Discrimination is a central concern of the Israeli legal system. The right to equality has been enshrined in the Declaration of Independence, which guaranteed equality among individuals independently of religion, race or gender. Public institutions have always been barred from discriminating individuals on the basis of irrelevant characteristics. In addition, the Israeli legislature has early on entrenched gender equality and enacted the Womenâ€™s Equal Rights Law 1951 (later amended in 2000). It also enacted laws that prohibit discrimination in the private sector including, for instance, the Equal Employment Opportunities Law 1988 and the Prohibition in Discrimination in Products, Services, and Entry into Places of Entertainment and Public Places Law 2000. There are also legal provisions mandating affirmative action in various contexts including, most famously, the requirement for fair representation of women and minorities in public offices. Needless to say, the interpretation of these statutes has occupied Israeli courts and will continue to do so in the future, as it does in other legal systems.

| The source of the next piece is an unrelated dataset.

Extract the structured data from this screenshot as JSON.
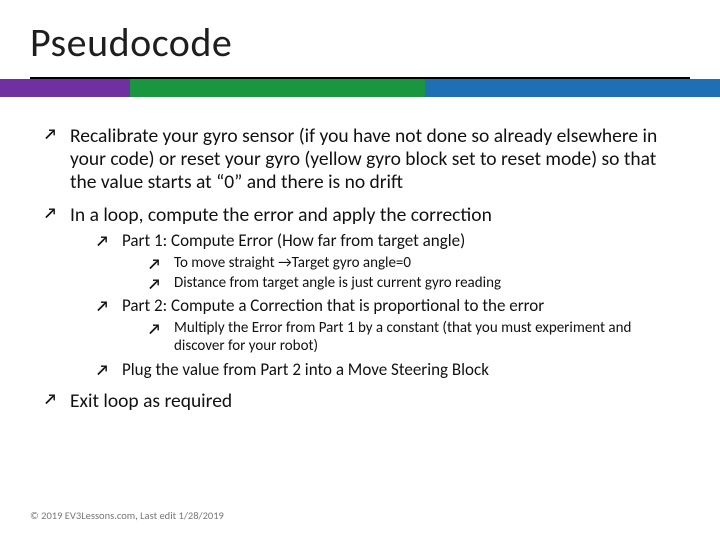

The study of racial, ethnic, and gender discrimination has received much attention from social scientists in recent years. Much of the focus has been on economic outcomes in the labor, housing, product, and financial markets. For example, there is a voluminous literature on wage differentials and biases in hiring decisions. However, observed differences in economic outcomes between members of minority and majority groups do not necessarily indicate the presence of discrimination, as in many cases there are unobserved, potentially outcome-relevant, factors that are often hard to control for in the analysis. Correctly identifying instances of discrimination and their sources thus presents a serious challenge to researchers. The Center seeks to fill this void by using field experiments to rigorously study discrimination in Israel, as well as possible remedies â€“ such as affirmative action, financial incentives for employers, tort law remedies (including compensation or injunctions), criminal sanctions for discriminatory behavior and even "shaming."